#### Task objective:
Only lines with the word "icon" are needed; collect each of them from the listing below.

[Opening Entries provided section]

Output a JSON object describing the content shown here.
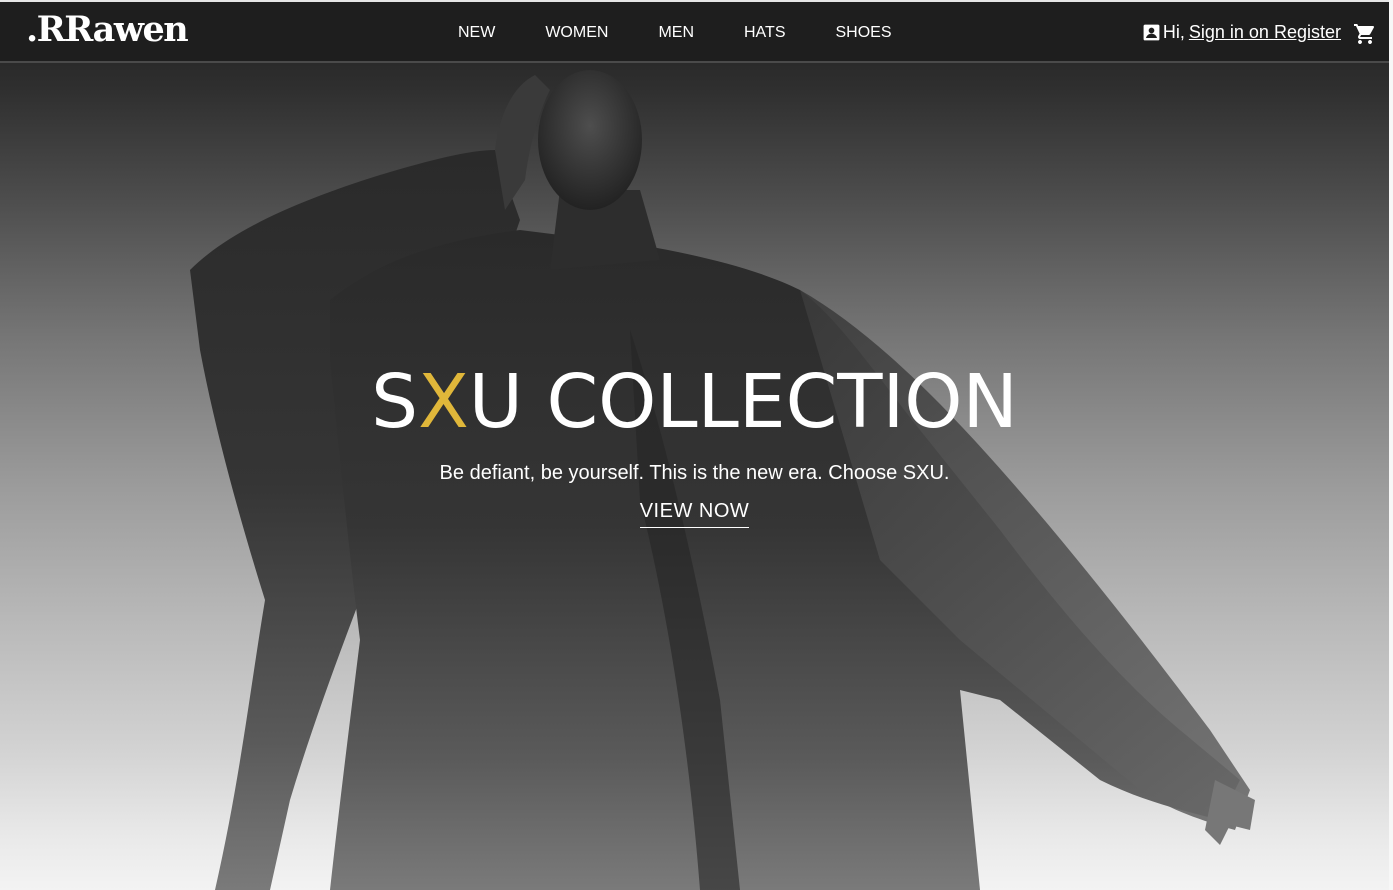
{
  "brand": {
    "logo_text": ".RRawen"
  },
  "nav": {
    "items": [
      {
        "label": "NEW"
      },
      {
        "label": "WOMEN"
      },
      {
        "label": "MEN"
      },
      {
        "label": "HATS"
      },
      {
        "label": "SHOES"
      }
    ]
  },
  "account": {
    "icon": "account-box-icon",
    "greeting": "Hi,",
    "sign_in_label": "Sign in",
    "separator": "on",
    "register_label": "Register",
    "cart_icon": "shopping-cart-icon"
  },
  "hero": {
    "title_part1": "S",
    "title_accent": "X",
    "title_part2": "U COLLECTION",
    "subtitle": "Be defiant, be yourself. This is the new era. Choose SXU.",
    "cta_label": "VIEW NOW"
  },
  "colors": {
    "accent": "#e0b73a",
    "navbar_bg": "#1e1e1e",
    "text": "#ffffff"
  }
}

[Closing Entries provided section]

#### Answer box:
    "icon": "account-box-icon",
    "cart_icon": "shopping-cart-icon"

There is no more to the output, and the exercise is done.